TASK ITEM: Each record in the listing below is to be duplicated exactly.

==*==

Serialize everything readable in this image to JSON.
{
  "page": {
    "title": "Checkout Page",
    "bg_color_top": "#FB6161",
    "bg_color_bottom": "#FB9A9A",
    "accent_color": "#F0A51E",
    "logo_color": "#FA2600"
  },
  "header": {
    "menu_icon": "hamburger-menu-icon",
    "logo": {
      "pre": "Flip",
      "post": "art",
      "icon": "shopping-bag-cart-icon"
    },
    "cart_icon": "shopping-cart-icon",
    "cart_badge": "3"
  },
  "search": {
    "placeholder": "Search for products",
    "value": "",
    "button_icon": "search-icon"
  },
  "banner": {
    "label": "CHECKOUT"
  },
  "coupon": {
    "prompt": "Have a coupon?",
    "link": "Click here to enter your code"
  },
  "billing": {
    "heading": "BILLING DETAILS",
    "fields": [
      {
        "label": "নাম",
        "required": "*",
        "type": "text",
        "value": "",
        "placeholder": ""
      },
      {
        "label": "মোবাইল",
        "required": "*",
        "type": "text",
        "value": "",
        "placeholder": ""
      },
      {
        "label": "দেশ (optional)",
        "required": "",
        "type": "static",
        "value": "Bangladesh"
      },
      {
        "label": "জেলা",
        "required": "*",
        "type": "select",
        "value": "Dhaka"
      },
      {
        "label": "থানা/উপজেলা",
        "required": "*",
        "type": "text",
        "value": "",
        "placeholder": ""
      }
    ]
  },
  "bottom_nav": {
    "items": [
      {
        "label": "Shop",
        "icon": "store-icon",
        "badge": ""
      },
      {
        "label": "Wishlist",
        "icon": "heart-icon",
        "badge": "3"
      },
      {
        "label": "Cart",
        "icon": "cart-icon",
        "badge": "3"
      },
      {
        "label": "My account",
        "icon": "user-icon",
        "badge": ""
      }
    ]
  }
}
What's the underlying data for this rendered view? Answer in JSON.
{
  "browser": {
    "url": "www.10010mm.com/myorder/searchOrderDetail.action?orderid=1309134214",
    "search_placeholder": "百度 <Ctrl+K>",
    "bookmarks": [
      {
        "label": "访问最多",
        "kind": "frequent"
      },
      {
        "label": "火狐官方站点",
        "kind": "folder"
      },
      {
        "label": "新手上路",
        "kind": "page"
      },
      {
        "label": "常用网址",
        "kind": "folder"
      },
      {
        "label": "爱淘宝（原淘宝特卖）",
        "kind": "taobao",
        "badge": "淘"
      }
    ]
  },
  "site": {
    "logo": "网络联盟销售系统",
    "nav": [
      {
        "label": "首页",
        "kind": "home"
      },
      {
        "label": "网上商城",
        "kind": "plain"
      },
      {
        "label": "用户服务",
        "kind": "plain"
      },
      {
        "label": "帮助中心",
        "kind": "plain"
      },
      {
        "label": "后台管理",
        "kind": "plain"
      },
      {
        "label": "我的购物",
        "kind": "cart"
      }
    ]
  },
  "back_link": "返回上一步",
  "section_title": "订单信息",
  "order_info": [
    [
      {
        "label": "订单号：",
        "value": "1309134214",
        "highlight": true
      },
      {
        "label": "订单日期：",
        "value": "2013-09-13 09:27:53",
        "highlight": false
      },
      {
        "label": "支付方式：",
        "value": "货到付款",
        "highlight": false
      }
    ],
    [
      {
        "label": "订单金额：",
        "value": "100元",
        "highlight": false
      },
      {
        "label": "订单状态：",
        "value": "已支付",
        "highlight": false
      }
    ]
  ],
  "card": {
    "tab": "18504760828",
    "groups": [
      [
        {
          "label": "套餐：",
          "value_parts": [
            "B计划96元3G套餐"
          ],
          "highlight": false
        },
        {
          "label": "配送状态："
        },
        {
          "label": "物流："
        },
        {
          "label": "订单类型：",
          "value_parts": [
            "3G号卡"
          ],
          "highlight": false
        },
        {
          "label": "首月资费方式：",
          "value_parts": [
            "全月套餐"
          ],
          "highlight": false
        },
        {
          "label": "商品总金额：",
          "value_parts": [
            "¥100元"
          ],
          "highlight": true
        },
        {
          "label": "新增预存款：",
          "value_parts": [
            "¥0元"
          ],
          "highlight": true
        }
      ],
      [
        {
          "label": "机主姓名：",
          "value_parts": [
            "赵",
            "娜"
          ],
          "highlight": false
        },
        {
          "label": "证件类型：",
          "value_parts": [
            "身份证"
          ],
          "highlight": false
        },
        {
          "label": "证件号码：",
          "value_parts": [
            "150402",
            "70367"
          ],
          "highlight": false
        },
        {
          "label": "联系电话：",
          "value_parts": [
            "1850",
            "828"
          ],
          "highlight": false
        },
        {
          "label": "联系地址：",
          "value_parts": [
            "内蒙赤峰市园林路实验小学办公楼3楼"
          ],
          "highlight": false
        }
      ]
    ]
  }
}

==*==

SOLVED EXERCISE:
Serialize everything readable in this image to JSON.
{
  "page": {
    "title": "Checkout Page",
    "bg_color_top": "#FB6161",
    "bg_color_bottom": "#FB9A9A",
    "accent_color": "#F0A51E",
    "logo_color": "#FA2600"
  },
  "header": {
    "menu_icon": "hamburger-menu-icon",
    "logo": {
      "pre": "Flip",
      "post": "art",
      "icon": "shopping-bag-cart-icon"
    },
    "cart_icon": "shopping-cart-icon",
    "cart_badge": "3"
  },
  "search": {
    "placeholder": "Search for products",
    "value": "",
    "button_icon": "search-icon"
  },
  "banner": {
    "label": "CHECKOUT"
  },
  "coupon": {
    "prompt": "Have a coupon?",
    "link": "Click here to enter your code"
  },
  "billing": {
    "heading": "BILLING DETAILS",
    "fields": [
      {
        "label": "নাম",
        "required": "*",
        "type": "text",
        "value": "",
        "placeholder": ""
      },
      {
        "label": "মোবাইল",
        "required": "*",
        "type": "text",
        "value": "",
        "placeholder": ""
      },
      {
        "label": "দেশ (optional)",
        "required": "",
        "type": "static",
        "value": "Bangladesh"
      },
      {
        "label": "জেলা",
        "required": "*",
        "type": "select",
        "value": "Dhaka"
      },
      {
        "label": "থানা/উপজেলা",
        "required": "*",
        "type": "text",
        "value": "",
        "placeholder": ""
      }
    ]
  },
  "bottom_nav": {
    "items": [
      {
        "label": "Shop",
        "icon": "store-icon",
        "badge": ""
      },
      {
        "label": "Wishlist",
        "icon": "heart-icon",
        "badge": "3"
      },
      {
        "label": "Cart",
        "icon": "cart-icon",
        "badge": "3"
      },
      {
        "label": "My account",
        "icon": "user-icon",
        "badge": ""
      }
    ]
  }
}
What's the underlying data for this rendered view? Answer in JSON.
{
  "browser": {
    "url": "www.10010mm.com/myorder/searchOrderDetail.action?orderid=1309134214",
    "search_placeholder": "百度 <Ctrl+K>",
    "bookmarks": [
      {
        "label": "访问最多",
        "kind": "frequent"
      },
      {
        "label": "火狐官方站点",
        "kind": "folder"
      },
      {
        "label": "新手上路",
        "kind": "page"
      },
      {
        "label": "常用网址",
        "kind": "folder"
      },
      {
        "label": "爱淘宝（原淘宝特卖）",
        "kind": "taobao",
        "badge": "淘"
      }
    ]
  },
  "site": {
    "logo": "网络联盟销售系统",
    "nav": [
      {
        "label": "首页",
        "kind": "home"
      },
      {
        "label": "网上商城",
        "kind": "plain"
      },
      {
        "label": "用户服务",
        "kind": "plain"
      },
      {
        "label": "帮助中心",
        "kind": "plain"
      },
      {
        "label": "后台管理",
        "kind": "plain"
      },
      {
        "label": "我的购物",
        "kind": "cart"
      }
    ]
  },
  "back_link": "返回上一步",
  "section_title": "订单信息",
  "order_info": [
    [
      {
        "label": "订单号：",
        "value": "1309134214",
        "highlight": true
      },
      {
        "label": "订单日期：",
        "value": "2013-09-13 09:27:53",
        "highlight": false
      },
      {
        "label": "支付方式：",
        "value": "货到付款",
        "highlight": false
      }
    ],
    [
      {
        "label": "订单金额：",
        "value": "100元",
        "highlight": false
      },
      {
        "label": "订单状态：",
        "value": "已支付",
        "highlight": false
      }
    ]
  ],
  "card": {
    "tab": "18504760828",
    "groups": [
      [
        {
          "label": "套餐：",
          "value_parts": [
            "B计划96元3G套餐"
          ],
          "highlight": false
        },
        {
          "label": "配送状态："
        },
        {
          "label": "物流："
        },
        {
          "label": "订单类型：",
          "value_parts": [
            "3G号卡"
          ],
          "highlight": false
        },
        {
          "label": "首月资费方式：",
          "value_parts": [
            "全月套餐"
          ],
          "highlight": false
        },
        {
          "label": "商品总金额：",
          "value_parts": [
            "¥100元"
          ],
          "highlight": true
        },
        {
          "label": "新增预存款：",
          "value_parts": [
            "¥0元"
          ],
          "highlight": true
        }
      ],
      [
        {
          "label": "机主姓名：",
          "value_parts": [
            "赵",
            "娜"
          ],
          "highlight": false
        },
        {
          "label": "证件类型：",
          "value_parts": [
            "身份证"
          ],
          "highlight": false
        },
        {
          "label": "证件号码：",
          "value_parts": [
            "150402",
            "70367"
          ],
          "highlight": false
        },
        {
          "label": "联系电话：",
          "value_parts": [
            "1850",
            "828"
          ],
          "highlight": false
        },
        {
          "label": "联系地址：",
          "value_parts": [
            "内蒙赤峰市园林路实验小学办公楼3楼"
          ],
          "highlight": false
        }
      ]
    ]
  }
}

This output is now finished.